initial value without a type declaration?

Not in the way you might be thinking, but of course you can use the
type T to effectively express the same thing:

(x t 3)

means that we are giving X the initial value 3, but not committing it
to a type.

I thought about this issue, and rationalized it like this: a user of
these macros is probably interested in heavy use of declarations, where
it doesn't matter if the occasional need for an undeclared variable
with an initial value requires extra syntax.

I don't see how it can even be designed otherwise. If you just want a
simple three-element syntax where the variable name is first, it has to
be either followed by the type and then the initial value or vice
versa. To allow either orders you need some additional in-band signal
to distinguish which is which. Any such scheme is going to be at least
as syntactically complex as writing that T.

BTW, version 9 doesn't handle docstrings properly. I have a fix for
that already, but I need a better fix which will handle bodies where
the docstring is placed after declarations. e.g

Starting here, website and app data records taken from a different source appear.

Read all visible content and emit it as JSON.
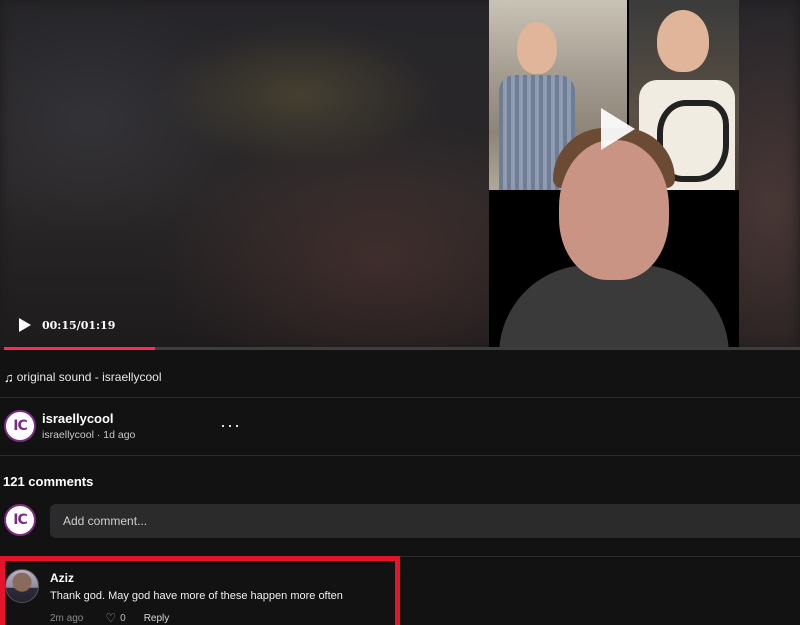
{
  "video": {
    "timestamp": "00:15/01:19",
    "progress_fraction": 0.19,
    "accent_color": "#fe2c55"
  },
  "sound": {
    "icon": "music-note-icon",
    "note_glyph": "♫",
    "label": "original sound - israellycool"
  },
  "author": {
    "avatar_text": "IC",
    "name": "israellycool",
    "meta": "israellycool · 1d ago",
    "more_label": "···"
  },
  "comments": {
    "count_label": "121 comments",
    "input_placeholder": "Add comment...",
    "self_avatar_text": "IC",
    "items": [
      {
        "name": "Aziz",
        "text": "Thank god. May god have more of these happen more often",
        "time": "2m ago",
        "likes": "0",
        "reply_label": "Reply"
      }
    ]
  },
  "highlight_color": "#e5142c"
}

(decl-defun abc ((arg integer)) integer (declare (optimize ...))
"docstring" expr ...)

The transformer should recognize and skip any initial declarations and
docstring, and generate a body which looks like

(declare (optimize ...)) "docstring" (the integer (progn expr ...))

I will also develop a way to be able to express global declaim's for
functions. An easy way would be to support the keywords
@lambda-signature and @result-type, which are references to the
&lambda-list and &result-type. Also @param-1 trough @param-9 to refer
to &param's. The @lambda-signature will expand to the argument
signature gathered from a &lambda-list, and the @result-type will play
back a type expression collected from a &resulit-type position. So with
these elements, you could write something like:

(declare-decl-macro decl-defun
(progn
(declaim (ftype (function @lambda-signature @result-type)
@param-1)
(defun &param &lambda-list &result-type &body)))

Because of the empty-structure squashing logic in the expander,
decl-defun would still end up as a macro having the signature

(defmacro decl-defun <sym> (&rest <lambda-list>) <type> &body <body>)

in spite of the wrapping progn and declaim material.

.